Not every guy who wants to be fit actually wants bulging biceps or has nightmares about whether or not his calves are 'defined' enough. This magazine, however, still seems to be strongly under that impression. Having eschewed the Weider-stable men's titles for that very reason it was a disappointment to find this magazine offering much the same content. Loaded has a lit to answer for, I think. Since its arrival on the market every mag thinks it has to appeal to 'lads' and this is no exception. Some of the articles are great, it's true. They are reasonably well-written and manage to be informative without blinding with science or assuming all blokes don't know a calorie from a coffee. That's rather spoiled, though, by the amount of utter dross, and the assumption that the reasons for wanting to be fit have something to do with the kind of performance that is preceeded by a nudge-nudge-wink-wink. Overall this is well worth a look for those with a general, but not fanatical, level of interest in the subject - and who can manage to ignore some of the assumptions and 'humour'
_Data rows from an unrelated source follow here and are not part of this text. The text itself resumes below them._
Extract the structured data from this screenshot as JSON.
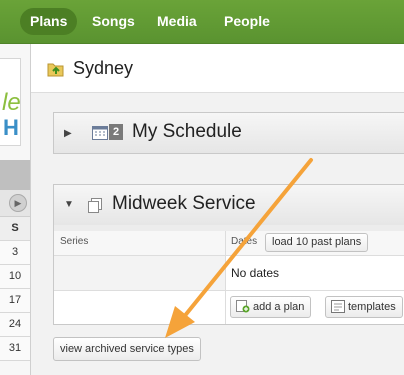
{
  "nav": {
    "tabs": [
      {
        "label": "Plans",
        "active": true
      },
      {
        "label": "Songs"
      },
      {
        "label": "Media"
      },
      {
        "label": "People"
      }
    ]
  },
  "left": {
    "logo_letters": [
      "le",
      "H"
    ],
    "calendar_day_header": "S",
    "calendar_days": [
      "3",
      "10",
      "17",
      "24",
      "31"
    ]
  },
  "header": {
    "title": "Sydney"
  },
  "panels": [
    {
      "title": "My Schedule",
      "badge": "2",
      "expanded": false
    },
    {
      "title": "Midweek Service",
      "expanded": true,
      "columns": {
        "series": "Series",
        "dates": "Dates"
      },
      "load_past_label": "load 10 past plans",
      "no_dates_label": "No dates",
      "add_plan_label": "add a plan",
      "templates_label": "templates"
    }
  ],
  "archived_button_label": "view archived service types",
  "colors": {
    "nav_green": "#6aa338",
    "arrow_orange": "#f5a33a"
  }
}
Do you like the normal lads mag, stuffed full of smut and innuendo? If you do, you'll hate this mag. If not read on and enjoy a mag that is well written, quirky and full of useful advice. There are good informative sections on fitness as you would expect from the title, and some bizarre sections. For example this months mag gave tips on how to wrestle an alligator, just what you needed to know on a holiday to Florida. For me the highlight of this months mag was James Baxter's account of a high altitude trek along the Inca trail into the High Andes, the photography complimented the article well.
Mens Fitness Magazine, was offerd on the net as a free sample so I ordered it for my husband who has recieved 2 copys and will get one more. So Far he has enjoyed both of them, and I have also read them from cover to cover. There are sections on workouts and fitness, and special interest articles such as hiking the Inca Trail or a weekend triatholon. Each issue there have been guides to things like mountain biking which was pretty comprehensive for a non biking mag. There are also reviews of things like cricket bats or tennis racquets. Each issue they have broken down a favourite meal, like the britsh Breakfast or an Indian Take away and annaylized how unhealthy it is ( this I could have done without ) Easy to read Mag, with in depth articles covering a broad interest.